(Material provided begins)
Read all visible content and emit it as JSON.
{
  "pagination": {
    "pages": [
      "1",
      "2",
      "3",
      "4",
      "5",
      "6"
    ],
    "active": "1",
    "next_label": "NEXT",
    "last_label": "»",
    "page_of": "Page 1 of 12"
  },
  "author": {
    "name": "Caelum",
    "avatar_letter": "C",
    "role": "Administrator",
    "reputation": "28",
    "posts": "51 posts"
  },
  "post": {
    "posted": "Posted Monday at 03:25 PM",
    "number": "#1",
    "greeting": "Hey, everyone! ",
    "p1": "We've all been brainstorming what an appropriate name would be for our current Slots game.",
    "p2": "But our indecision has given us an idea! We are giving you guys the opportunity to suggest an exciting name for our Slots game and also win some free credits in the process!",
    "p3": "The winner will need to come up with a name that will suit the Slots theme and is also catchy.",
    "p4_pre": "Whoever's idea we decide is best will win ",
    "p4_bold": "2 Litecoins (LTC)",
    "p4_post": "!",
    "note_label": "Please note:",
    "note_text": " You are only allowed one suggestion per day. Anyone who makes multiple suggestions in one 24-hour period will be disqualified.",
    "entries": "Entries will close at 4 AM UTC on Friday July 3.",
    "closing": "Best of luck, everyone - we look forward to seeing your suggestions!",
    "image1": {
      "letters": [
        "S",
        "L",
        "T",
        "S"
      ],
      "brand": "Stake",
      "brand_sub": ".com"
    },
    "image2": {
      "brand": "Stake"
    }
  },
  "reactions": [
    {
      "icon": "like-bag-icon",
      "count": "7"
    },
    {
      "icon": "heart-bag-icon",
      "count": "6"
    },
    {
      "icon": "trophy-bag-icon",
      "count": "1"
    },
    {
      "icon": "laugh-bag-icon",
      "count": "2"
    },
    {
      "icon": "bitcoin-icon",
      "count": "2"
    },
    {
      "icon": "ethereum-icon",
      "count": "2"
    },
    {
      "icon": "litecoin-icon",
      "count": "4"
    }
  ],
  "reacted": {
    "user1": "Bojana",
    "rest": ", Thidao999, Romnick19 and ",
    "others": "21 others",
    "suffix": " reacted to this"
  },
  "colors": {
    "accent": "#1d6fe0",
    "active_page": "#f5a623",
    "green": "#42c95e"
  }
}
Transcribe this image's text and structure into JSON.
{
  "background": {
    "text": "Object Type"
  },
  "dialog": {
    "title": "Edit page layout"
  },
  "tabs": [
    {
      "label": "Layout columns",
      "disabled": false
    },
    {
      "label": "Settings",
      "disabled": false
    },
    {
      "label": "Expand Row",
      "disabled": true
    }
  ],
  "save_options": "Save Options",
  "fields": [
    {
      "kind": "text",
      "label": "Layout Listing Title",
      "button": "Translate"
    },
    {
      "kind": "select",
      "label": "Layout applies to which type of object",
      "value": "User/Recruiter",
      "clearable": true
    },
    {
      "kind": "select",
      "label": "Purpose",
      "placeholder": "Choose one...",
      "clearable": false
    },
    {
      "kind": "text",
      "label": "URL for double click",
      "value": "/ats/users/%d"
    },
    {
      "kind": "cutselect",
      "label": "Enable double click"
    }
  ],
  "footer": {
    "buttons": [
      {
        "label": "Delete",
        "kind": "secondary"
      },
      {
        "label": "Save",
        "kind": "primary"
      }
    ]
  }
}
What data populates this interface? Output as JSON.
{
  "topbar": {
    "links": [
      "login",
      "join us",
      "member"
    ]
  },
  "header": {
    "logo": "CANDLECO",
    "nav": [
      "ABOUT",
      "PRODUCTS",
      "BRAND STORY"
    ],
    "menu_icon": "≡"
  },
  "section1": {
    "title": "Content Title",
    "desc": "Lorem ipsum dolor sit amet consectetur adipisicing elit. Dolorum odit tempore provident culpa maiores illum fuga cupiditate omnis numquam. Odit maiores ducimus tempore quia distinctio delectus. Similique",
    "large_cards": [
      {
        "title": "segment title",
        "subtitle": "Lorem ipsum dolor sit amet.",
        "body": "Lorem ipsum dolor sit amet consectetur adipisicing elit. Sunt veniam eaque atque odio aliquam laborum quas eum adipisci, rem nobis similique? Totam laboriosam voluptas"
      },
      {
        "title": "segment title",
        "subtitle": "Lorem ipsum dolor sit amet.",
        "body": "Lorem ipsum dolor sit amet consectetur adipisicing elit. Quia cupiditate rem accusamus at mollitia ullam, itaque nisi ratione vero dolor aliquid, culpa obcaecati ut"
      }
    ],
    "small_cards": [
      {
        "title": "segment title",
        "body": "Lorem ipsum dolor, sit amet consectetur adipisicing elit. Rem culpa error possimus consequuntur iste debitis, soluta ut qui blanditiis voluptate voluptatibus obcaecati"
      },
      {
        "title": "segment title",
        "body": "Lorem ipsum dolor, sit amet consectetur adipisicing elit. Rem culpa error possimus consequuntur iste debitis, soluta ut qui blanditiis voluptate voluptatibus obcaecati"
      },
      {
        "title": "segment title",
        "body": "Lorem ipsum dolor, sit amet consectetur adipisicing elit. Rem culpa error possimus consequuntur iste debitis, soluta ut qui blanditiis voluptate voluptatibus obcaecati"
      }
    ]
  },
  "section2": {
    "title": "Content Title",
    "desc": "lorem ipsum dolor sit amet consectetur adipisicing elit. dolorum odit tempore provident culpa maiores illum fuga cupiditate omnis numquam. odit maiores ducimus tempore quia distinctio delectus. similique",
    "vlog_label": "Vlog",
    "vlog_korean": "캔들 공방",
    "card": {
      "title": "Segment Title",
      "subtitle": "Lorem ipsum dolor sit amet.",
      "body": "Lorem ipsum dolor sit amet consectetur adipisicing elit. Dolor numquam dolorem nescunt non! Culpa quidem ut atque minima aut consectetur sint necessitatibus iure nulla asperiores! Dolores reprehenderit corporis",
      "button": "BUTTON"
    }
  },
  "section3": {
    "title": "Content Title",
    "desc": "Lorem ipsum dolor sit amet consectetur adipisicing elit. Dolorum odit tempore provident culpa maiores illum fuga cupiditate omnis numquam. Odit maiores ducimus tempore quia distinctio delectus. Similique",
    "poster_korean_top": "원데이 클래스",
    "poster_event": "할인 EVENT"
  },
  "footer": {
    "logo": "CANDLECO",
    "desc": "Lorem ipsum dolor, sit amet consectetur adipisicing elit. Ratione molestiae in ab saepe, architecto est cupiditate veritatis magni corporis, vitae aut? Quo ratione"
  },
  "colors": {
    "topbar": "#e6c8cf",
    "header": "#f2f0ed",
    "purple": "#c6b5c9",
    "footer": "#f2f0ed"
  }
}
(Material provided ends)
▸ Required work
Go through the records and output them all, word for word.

▸ Result of this exercise
Read all visible content and emit it as JSON.
{
  "pagination": {
    "pages": [
      "1",
      "2",
      "3",
      "4",
      "5",
      "6"
    ],
    "active": "1",
    "next_label": "NEXT",
    "last_label": "»",
    "page_of": "Page 1 of 12"
  },
  "author": {
    "name": "Caelum",
    "avatar_letter": "C",
    "role": "Administrator",
    "reputation": "28",
    "posts": "51 posts"
  },
  "post": {
    "posted": "Posted Monday at 03:25 PM",
    "number": "#1",
    "greeting": "Hey, everyone! ",
    "p1": "We've all been brainstorming what an appropriate name would be for our current Slots game.",
    "p2": "But our indecision has given us an idea! We are giving you guys the opportunity to suggest an exciting name for our Slots game and also win some free credits in the process!",
    "p3": "The winner will need to come up with a name that will suit the Slots theme and is also catchy.",
    "p4_pre": "Whoever's idea we decide is best will win ",
    "p4_bold": "2 Litecoins (LTC)",
    "p4_post": "!",
    "note_label": "Please note:",
    "note_text": " You are only allowed one suggestion per day. Anyone who makes multiple suggestions in one 24-hour period will be disqualified.",
    "entries": "Entries will close at 4 AM UTC on Friday July 3.",
    "closing": "Best of luck, everyone - we look forward to seeing your suggestions!",
    "image1": {
      "letters": [
        "S",
        "L",
        "T",
        "S"
      ],
      "brand": "Stake",
      "brand_sub": ".com"
    },
    "image2": {
      "brand": "Stake"
    }
  },
  "reactions": [
    {
      "icon": "like-bag-icon",
      "count": "7"
    },
    {
      "icon": "heart-bag-icon",
      "count": "6"
    },
    {
      "icon": "trophy-bag-icon",
      "count": "1"
    },
    {
      "icon": "laugh-bag-icon",
      "count": "2"
    },
    {
      "icon": "bitcoin-icon",
      "count": "2"
    },
    {
      "icon": "ethereum-icon",
      "count": "2"
    },
    {
      "icon": "litecoin-icon",
      "count": "4"
    }
  ],
  "reacted": {
    "user1": "Bojana",
    "rest": ", Thidao999, Romnick19 and ",
    "others": "21 others",
    "suffix": " reacted to this"
  },
  "colors": {
    "accent": "#1d6fe0",
    "active_page": "#f5a623",
    "green": "#42c95e"
  }
}
Transcribe this image's text and structure into JSON.
{
  "background": {
    "text": "Object Type"
  },
  "dialog": {
    "title": "Edit page layout"
  },
  "tabs": [
    {
      "label": "Layout columns",
      "disabled": false
    },
    {
      "label": "Settings",
      "disabled": false
    },
    {
      "label": "Expand Row",
      "disabled": true
    }
  ],
  "save_options": "Save Options",
  "fields": [
    {
      "kind": "text",
      "label": "Layout Listing Title",
      "button": "Translate"
    },
    {
      "kind": "select",
      "label": "Layout applies to which type of object",
      "value": "User/Recruiter",
      "clearable": true
    },
    {
      "kind": "select",
      "label": "Purpose",
      "placeholder": "Choose one...",
      "clearable": false
    },
    {
      "kind": "text",
      "label": "URL for double click",
      "value": "/ats/users/%d"
    },
    {
      "kind": "cutselect",
      "label": "Enable double click"
    }
  ],
  "footer": {
    "buttons": [
      {
        "label": "Delete",
        "kind": "secondary"
      },
      {
        "label": "Save",
        "kind": "primary"
      }
    ]
  }
}
What data populates this interface? Output as JSON.
{
  "topbar": {
    "links": [
      "login",
      "join us",
      "member"
    ]
  },
  "header": {
    "logo": "CANDLECO",
    "nav": [
      "ABOUT",
      "PRODUCTS",
      "BRAND STORY"
    ],
    "menu_icon": "≡"
  },
  "section1": {
    "title": "Content Title",
    "desc": "Lorem ipsum dolor sit amet consectetur adipisicing elit. Dolorum odit tempore provident culpa maiores illum fuga cupiditate omnis numquam. Odit maiores ducimus tempore quia distinctio delectus. Similique",
    "large_cards": [
      {
        "title": "segment title",
        "subtitle": "Lorem ipsum dolor sit amet.",
        "body": "Lorem ipsum dolor sit amet consectetur adipisicing elit. Sunt veniam eaque atque odio aliquam laborum quas eum adipisci, rem nobis similique? Totam laboriosam voluptas"
      },
      {
        "title": "segment title",
        "subtitle": "Lorem ipsum dolor sit amet.",
        "body": "Lorem ipsum dolor sit amet consectetur adipisicing elit. Quia cupiditate rem accusamus at mollitia ullam, itaque nisi ratione vero dolor aliquid, culpa obcaecati ut"
      }
    ],
    "small_cards": [
      {
        "title": "segment title",
        "body": "Lorem ipsum dolor, sit amet consectetur adipisicing elit. Rem culpa error possimus consequuntur iste debitis, soluta ut qui blanditiis voluptate voluptatibus obcaecati"
      },
      {
        "title": "segment title",
        "body": "Lorem ipsum dolor, sit amet consectetur adipisicing elit. Rem culpa error possimus consequuntur iste debitis, soluta ut qui blanditiis voluptate voluptatibus obcaecati"
      },
      {
        "title": "segment title",
        "body": "Lorem ipsum dolor, sit amet consectetur adipisicing elit. Rem culpa error possimus consequuntur iste debitis, soluta ut qui blanditiis voluptate voluptatibus obcaecati"
      }
    ]
  },
  "section2": {
    "title": "Content Title",
    "desc": "lorem ipsum dolor sit amet consectetur adipisicing elit. dolorum odit tempore provident culpa maiores illum fuga cupiditate omnis numquam. odit maiores ducimus tempore quia distinctio delectus. similique",
    "vlog_label": "Vlog",
    "vlog_korean": "캔들 공방",
    "card": {
      "title": "Segment Title",
      "subtitle": "Lorem ipsum dolor sit amet.",
      "body": "Lorem ipsum dolor sit amet consectetur adipisicing elit. Dolor numquam dolorem nescunt non! Culpa quidem ut atque minima aut consectetur sint necessitatibus iure nulla asperiores! Dolores reprehenderit corporis",
      "button": "BUTTON"
    }
  },
  "section3": {
    "title": "Content Title",
    "desc": "Lorem ipsum dolor sit amet consectetur adipisicing elit. Dolorum odit tempore provident culpa maiores illum fuga cupiditate omnis numquam. Odit maiores ducimus tempore quia distinctio delectus. Similique",
    "poster_korean_top": "원데이 클래스",
    "poster_event": "할인 EVENT"
  },
  "footer": {
    "logo": "CANDLECO",
    "desc": "Lorem ipsum dolor, sit amet consectetur adipisicing elit. Ratione molestiae in ab saepe, architecto est cupiditate veritatis magni corporis, vitae aut? Quo ratione"
  },
  "colors": {
    "topbar": "#e6c8cf",
    "header": "#f2f0ed",
    "purple": "#c6b5c9",
    "footer": "#f2f0ed"
  }
}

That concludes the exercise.